Mid Foot Arthritis

What is it?

Arthritis is the loss of the cartilage lining the joint surface (articular cartilage). Normally this is a soft, glistening, smooth, white tissue that acts as a bearing surface to allow the joint to move freely. If the cartilage is damaged, the surface becomes rough and no longer glides. This causes pain and stiffness within the joint. While the hip and knee are most common, any joint may be affected.

What Causes it?

  • Osteoarthritis (wear and tear). This is less common in the foot than in the hip and knee. It may be genetic (inherited) or may be due to heavy manual work but a specific cause is rarely found.
  • Rheumatoid arthritis. This condition affects joints and organs throughout the body and commonly affects the foot and ankle.
  • Trauma. If the foot or ankle joint has been broken (fractured) at some point, the cartilage may have been damaged causing it to wear out more quickly.

What are the symptoms?

Pain is usually the first complaint. The foot and ankle are composed of multiple bones and joints, allowing flexibility and adaptation to rough ground. Pain may be felt anywhere in the foot, commonly when walking on uneven surfaces. The damaged joints may be unable to maintain the normal shape of the foot and commonly the arch on the inside will collapse, resulting in painful flat feet.

How is the diagnosis made?

The doctor will listen to the description of the symptoms and will examine the foot and ankle. Plain x-rays help to make the diagnosis but it is often necessary to perform a diagnostic injection to confirm which joints are affected.

What is the initial treatment?

The symptoms of arthritis can often be managed with anti-inflammatory painkillers and supportive footwear that can be provided by our orthotist. Avoiding activity that aggravates the pain will also improve it.

If initial treatment doesn't work, what's next?

  • Corticosteroid injection into the affected joint can give great pain relief. They also confirm the source of symptoms should there be any doubt. The amount of benefit is variable, as is the duration that may be as little as days or as long as months. They can be repeated if they are successful
  • Fusing the joints sounds like a drastic procedure but, in the correct situation, produces excellent results. The arthritis will have already caused reduced movement in the joints so fusion will mean little additional reduction. However there will be improved function due to the lack of pain

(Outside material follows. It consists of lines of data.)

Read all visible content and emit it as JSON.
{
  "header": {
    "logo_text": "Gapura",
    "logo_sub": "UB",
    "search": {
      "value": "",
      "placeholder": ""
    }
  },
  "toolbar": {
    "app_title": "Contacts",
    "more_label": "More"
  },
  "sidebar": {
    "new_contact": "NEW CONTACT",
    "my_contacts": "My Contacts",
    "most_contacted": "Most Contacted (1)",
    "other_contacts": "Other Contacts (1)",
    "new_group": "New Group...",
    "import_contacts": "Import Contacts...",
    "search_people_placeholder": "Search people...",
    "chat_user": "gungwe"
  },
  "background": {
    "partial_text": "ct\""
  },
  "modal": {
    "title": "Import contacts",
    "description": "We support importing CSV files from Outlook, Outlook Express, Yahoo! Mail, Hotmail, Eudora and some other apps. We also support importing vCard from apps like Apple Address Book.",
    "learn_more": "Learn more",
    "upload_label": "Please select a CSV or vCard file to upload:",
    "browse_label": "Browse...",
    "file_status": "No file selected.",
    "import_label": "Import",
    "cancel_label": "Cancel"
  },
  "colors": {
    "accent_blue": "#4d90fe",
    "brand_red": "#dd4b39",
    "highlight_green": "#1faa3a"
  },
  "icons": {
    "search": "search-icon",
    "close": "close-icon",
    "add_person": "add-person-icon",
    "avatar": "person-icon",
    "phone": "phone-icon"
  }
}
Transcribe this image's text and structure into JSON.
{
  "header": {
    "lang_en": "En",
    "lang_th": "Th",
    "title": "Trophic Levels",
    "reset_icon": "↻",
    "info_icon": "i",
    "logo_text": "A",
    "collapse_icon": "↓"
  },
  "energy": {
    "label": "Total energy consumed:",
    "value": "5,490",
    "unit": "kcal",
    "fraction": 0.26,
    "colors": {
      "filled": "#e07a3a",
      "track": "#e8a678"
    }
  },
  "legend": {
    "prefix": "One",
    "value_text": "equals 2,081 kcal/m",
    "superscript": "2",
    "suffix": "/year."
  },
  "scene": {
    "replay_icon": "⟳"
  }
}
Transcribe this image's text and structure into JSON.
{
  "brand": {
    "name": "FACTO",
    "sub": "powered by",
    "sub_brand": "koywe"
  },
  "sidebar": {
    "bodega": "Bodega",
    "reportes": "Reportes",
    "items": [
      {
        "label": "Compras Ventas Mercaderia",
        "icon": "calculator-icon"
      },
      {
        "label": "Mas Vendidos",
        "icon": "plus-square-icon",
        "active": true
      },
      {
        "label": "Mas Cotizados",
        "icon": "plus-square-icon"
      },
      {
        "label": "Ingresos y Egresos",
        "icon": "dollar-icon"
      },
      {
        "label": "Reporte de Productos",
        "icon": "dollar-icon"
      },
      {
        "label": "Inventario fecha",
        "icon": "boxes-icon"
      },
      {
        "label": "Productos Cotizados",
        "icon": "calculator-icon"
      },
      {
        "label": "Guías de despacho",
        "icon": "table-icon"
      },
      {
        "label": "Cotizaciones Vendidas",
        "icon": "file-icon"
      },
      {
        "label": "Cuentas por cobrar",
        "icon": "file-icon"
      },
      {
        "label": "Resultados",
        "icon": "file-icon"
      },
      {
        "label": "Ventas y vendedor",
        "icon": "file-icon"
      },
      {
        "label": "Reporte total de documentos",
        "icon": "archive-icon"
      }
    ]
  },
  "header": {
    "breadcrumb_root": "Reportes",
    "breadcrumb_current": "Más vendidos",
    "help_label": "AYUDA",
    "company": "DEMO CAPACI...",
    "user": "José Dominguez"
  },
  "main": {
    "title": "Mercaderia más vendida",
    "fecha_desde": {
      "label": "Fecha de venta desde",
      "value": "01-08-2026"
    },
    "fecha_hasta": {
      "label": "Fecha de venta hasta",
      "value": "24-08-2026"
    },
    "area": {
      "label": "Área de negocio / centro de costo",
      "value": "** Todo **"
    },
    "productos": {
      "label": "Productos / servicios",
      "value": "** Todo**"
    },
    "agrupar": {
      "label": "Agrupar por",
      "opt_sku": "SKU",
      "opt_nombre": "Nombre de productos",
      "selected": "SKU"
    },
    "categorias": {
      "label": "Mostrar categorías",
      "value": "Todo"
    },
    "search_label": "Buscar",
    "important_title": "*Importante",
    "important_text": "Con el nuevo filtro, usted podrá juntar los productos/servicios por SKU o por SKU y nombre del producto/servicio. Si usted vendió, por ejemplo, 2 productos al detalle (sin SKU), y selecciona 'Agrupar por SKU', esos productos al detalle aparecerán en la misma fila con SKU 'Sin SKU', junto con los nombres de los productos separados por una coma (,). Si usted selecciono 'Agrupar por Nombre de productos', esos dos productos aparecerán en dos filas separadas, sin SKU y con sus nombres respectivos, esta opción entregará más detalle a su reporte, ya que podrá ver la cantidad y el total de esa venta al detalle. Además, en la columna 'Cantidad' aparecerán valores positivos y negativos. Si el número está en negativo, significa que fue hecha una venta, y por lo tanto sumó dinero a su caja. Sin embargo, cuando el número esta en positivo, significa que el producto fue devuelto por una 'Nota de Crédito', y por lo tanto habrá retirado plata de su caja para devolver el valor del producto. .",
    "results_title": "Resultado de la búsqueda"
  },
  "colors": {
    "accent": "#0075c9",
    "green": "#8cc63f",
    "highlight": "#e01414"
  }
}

Our practice covers the following hospitals:

Parkside Hospital
For appointments phone : 0208 971 8026

St Anthony's Hospital
For appointments phone : 0208 335 4678

Ashtead Hospital
For appointments phone : 01372 221441

New Victoria Hospital
For appointments phone : 0208 9499000

Clock House Hospital
For appointments phone : 01372 840837